Items from a dataset
··········

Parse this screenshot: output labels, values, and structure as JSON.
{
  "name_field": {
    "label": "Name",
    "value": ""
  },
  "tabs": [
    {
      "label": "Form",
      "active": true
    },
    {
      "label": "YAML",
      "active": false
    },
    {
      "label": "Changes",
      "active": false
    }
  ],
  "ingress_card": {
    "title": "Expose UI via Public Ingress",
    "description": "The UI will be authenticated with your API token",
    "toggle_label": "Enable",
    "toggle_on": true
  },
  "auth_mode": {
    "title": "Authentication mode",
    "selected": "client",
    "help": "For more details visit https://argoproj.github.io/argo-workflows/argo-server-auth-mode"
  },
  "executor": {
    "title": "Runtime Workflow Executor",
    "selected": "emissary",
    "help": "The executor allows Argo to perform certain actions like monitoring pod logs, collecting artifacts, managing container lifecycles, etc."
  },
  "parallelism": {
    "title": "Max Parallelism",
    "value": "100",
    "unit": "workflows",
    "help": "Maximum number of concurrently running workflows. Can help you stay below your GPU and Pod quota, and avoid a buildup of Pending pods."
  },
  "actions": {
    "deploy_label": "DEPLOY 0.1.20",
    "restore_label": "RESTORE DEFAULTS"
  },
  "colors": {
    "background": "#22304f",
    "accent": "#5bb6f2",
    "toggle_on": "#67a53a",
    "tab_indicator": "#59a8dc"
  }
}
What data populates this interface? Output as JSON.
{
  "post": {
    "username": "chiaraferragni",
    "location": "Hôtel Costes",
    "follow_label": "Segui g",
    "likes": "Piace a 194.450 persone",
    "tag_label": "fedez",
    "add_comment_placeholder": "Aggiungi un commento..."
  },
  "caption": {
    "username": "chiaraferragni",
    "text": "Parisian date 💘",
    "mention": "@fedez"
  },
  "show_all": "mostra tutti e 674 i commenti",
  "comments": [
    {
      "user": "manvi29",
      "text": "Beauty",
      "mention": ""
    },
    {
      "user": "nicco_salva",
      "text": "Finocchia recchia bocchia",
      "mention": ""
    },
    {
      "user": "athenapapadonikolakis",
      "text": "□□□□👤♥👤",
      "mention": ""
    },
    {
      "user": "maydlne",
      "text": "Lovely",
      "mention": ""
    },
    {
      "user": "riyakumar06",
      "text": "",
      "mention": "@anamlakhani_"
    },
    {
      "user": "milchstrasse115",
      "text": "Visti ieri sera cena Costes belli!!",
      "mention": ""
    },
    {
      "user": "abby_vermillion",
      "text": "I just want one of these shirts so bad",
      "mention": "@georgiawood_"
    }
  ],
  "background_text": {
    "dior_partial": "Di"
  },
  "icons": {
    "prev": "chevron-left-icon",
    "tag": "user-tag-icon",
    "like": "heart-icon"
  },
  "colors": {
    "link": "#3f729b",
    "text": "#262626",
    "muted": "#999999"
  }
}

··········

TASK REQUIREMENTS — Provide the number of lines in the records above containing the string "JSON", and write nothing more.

RESULT FOR THIS EXERCISE — 2